- When @@ begins a block level entity (paragraph, list item, description) it is used for block level attributes, unless it encloses text after the last attribute, in which case it is being used for inline attributes …
- which is the last type, which creates a span around some content to enclose the attributes.
In addition, we allow @ inside the standard square bracket link syntax.
Now I reckon that lot would be straightforward to implement!
Why hasn’t anyone else introduced a wiki syntax? (Have they and I’m just not aware?)
Implementing my RDFa wiki code (from “Bryan’s Blog” on (on Friday 25 April, 2008))I claimed it would be straightforward to add the RDFa syntax to my wiki …
Mike Linksvayer (on Thursday 24 April, 2008) xmlns:cc=”http://creativecommons.org/licenses/”
xmlns:cc=”http://creativecommons.org/ns#”Bryan (on Thursday 24 April, 2008) Thanks Mike. You’re right of course - copying and pasting without the brain involved. I’ve fixed it in the text.LocalHero (on Sunday 27 April, 2008) My website

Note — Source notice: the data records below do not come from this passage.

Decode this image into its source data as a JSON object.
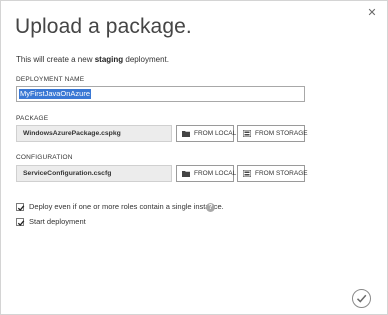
{
  "dialog": {
    "title": "Upload a package.",
    "subtitle_prefix": "This will create a new ",
    "subtitle_bold": "staging",
    "subtitle_suffix": " deployment.",
    "close_icon": "close-icon"
  },
  "deployment_name": {
    "label": "DEPLOYMENT NAME",
    "value": "MyFirstJavaOnAzure"
  },
  "package": {
    "label": "PACKAGE",
    "file": "WindowsAzurePackage.cspkg",
    "from_local": "FROM LOCAL",
    "from_storage": "FROM STORAGE"
  },
  "configuration": {
    "label": "CONFIGURATION",
    "file": "ServiceConfiguration.cscfg",
    "from_local": "FROM LOCAL",
    "from_storage": "FROM STORAGE"
  },
  "options": {
    "deploy_single_instance": {
      "label": "Deploy even if one or more roles contain a single instance.",
      "checked": true
    },
    "start_deployment": {
      "label": "Start deployment",
      "checked": true
    },
    "help_icon": "?"
  },
  "colors": {
    "selection": "#3a78d4",
    "field_bg": "#ececec",
    "text": "#333333"
  }
}
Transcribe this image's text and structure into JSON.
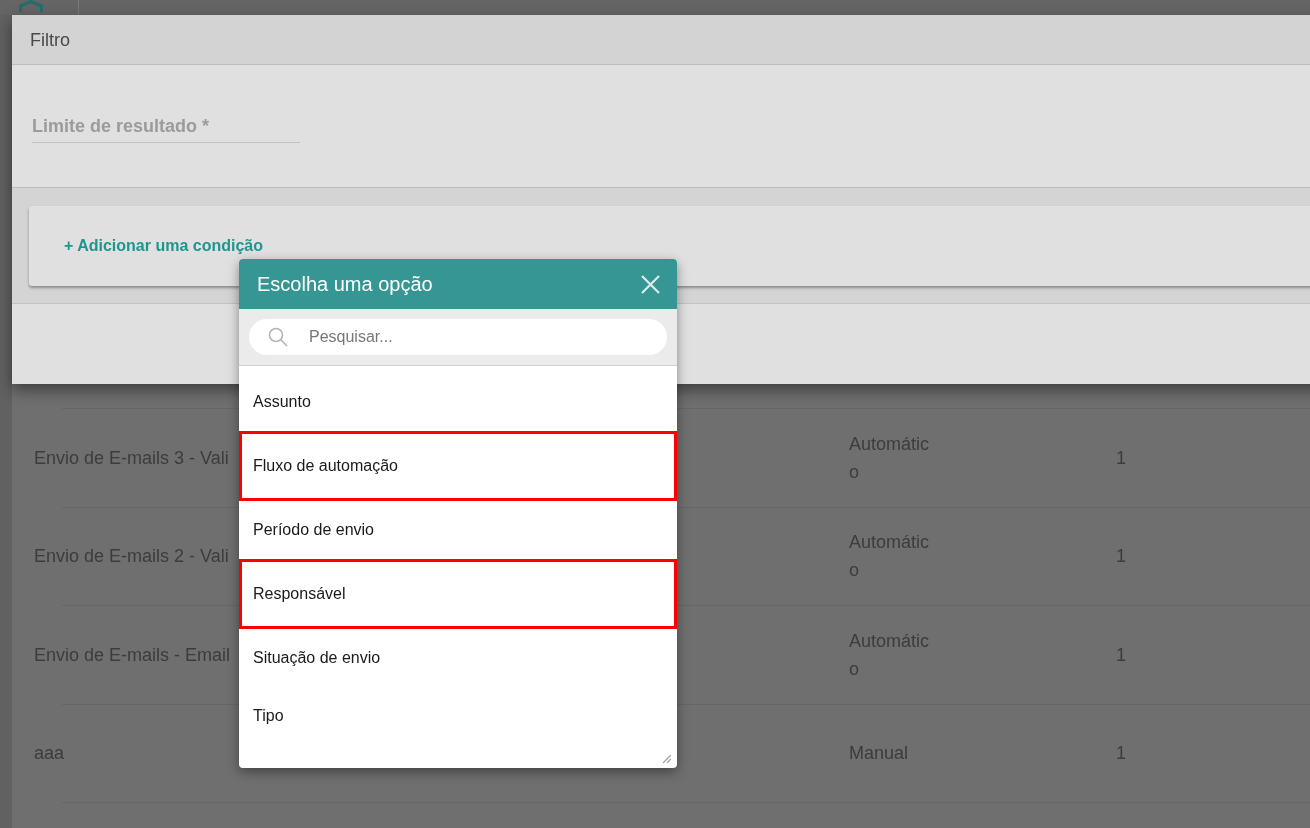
{
  "table": {
    "rows": [
      {
        "column_1": "Envio de E-mails 3 - Vali",
        "column_2": "Automático",
        "column_3": "1"
      },
      {
        "column_1": "Envio de E-mails 2 - Vali",
        "column_2": "Automático",
        "column_3": "1"
      },
      {
        "column_1": "Envio de E-mails - Email",
        "column_2": "Automático",
        "column_3": "1"
      },
      {
        "column_1": "aaa",
        "column_2": "Manual",
        "column_3": "1"
      }
    ]
  },
  "filter_modal": {
    "title": "Filtro",
    "result_limit": {
      "placeholder": "Limite de resultado *"
    },
    "add_condition_link": "+ Adicionar uma condição"
  },
  "option_picker": {
    "title": "Escolha uma opção",
    "search": {
      "placeholder": "Pesquisar..."
    },
    "options": [
      {
        "label": "Assunto",
        "highlighted": false
      },
      {
        "label": "Fluxo de automação",
        "highlighted": true
      },
      {
        "label": "Período de envio",
        "highlighted": false
      },
      {
        "label": "Responsável",
        "highlighted": true
      },
      {
        "label": "Situação de envio",
        "highlighted": false
      },
      {
        "label": "Tipo",
        "highlighted": false
      }
    ]
  }
}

already does this as you can locate an article and then the database outputs the location in XHTML+RDFa. However I am currently overhauling the backend database structure so it will support rdf natively so in therory anything could be asserted.